* **Exercise requirements**
A single number is the whole answer: how many lines in this listing contain "icon".

* **Available data**

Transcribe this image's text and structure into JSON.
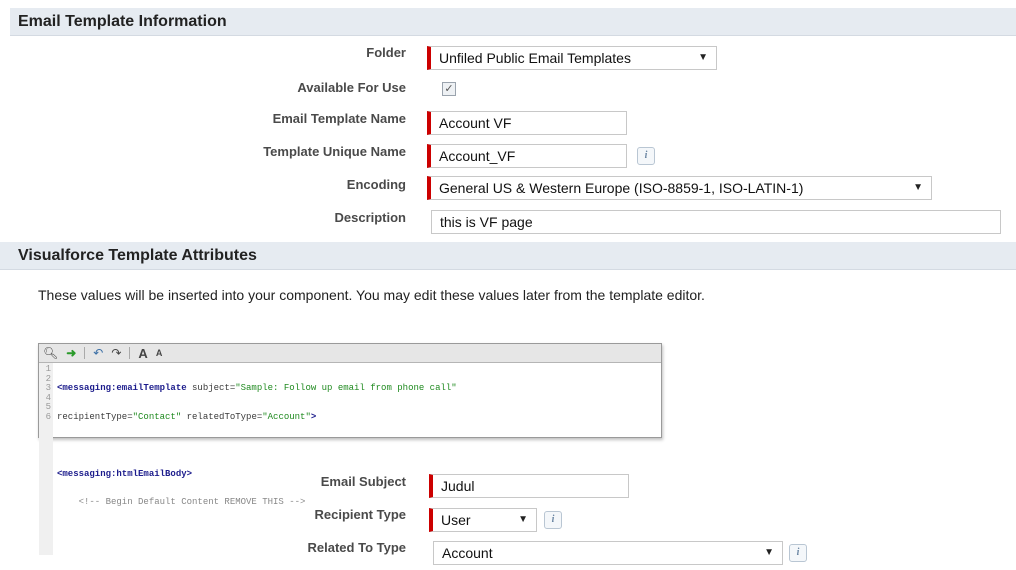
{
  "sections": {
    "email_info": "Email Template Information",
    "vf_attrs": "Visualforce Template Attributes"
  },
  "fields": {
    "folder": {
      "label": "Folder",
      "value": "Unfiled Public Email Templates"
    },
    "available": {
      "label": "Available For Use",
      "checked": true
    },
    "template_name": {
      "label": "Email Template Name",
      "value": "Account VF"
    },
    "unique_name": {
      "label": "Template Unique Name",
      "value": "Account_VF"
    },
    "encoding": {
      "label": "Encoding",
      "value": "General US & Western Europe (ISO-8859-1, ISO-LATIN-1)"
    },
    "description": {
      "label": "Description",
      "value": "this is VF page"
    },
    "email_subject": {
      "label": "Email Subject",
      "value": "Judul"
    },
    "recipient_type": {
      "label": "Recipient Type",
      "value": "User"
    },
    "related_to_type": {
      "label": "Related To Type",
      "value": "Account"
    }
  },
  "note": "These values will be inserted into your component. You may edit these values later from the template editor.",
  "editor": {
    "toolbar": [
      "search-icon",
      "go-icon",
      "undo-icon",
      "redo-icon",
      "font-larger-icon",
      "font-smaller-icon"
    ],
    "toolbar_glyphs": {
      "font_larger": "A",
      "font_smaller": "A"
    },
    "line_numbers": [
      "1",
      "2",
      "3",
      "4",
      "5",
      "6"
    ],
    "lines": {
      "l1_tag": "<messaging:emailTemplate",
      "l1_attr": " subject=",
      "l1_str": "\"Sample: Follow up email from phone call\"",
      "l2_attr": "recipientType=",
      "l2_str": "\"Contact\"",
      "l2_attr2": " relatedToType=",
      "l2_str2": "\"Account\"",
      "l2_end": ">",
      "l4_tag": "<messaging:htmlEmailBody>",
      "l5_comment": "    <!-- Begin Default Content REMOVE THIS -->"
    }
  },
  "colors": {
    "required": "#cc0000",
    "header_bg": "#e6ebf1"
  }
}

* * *

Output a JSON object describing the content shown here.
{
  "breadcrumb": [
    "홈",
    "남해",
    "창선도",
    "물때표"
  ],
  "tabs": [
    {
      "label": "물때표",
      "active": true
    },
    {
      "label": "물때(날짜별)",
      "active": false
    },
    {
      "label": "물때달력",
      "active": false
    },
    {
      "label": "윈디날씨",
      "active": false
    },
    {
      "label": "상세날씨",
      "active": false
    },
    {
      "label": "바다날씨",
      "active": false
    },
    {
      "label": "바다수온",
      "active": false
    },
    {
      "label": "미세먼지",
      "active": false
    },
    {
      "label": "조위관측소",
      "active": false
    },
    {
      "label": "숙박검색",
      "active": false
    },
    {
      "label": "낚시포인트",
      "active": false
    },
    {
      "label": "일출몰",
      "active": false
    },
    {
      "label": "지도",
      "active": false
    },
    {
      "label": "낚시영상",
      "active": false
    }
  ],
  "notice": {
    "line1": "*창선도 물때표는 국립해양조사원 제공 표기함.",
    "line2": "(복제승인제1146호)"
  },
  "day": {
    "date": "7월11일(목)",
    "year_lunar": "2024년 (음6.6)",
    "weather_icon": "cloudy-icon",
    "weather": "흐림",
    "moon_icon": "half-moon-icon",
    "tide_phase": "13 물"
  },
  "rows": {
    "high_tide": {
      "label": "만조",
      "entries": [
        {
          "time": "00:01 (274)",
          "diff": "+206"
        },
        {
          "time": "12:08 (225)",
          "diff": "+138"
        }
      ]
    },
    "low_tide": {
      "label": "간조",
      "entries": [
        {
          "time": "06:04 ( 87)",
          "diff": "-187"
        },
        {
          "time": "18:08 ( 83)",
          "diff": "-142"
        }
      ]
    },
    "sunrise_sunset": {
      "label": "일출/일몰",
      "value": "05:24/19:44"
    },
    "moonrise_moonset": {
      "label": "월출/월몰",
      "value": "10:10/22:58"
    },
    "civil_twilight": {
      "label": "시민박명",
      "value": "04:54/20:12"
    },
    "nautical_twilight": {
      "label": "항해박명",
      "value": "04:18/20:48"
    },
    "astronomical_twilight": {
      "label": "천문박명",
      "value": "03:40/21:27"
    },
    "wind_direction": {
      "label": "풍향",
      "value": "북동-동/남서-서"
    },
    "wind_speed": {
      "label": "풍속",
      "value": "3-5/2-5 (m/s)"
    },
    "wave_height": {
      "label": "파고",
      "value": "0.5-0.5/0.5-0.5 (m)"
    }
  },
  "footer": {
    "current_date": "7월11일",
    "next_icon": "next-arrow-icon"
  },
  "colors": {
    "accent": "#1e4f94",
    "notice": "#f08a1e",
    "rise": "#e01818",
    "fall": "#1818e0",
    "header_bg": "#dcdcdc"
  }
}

* **Result for this exercise**
9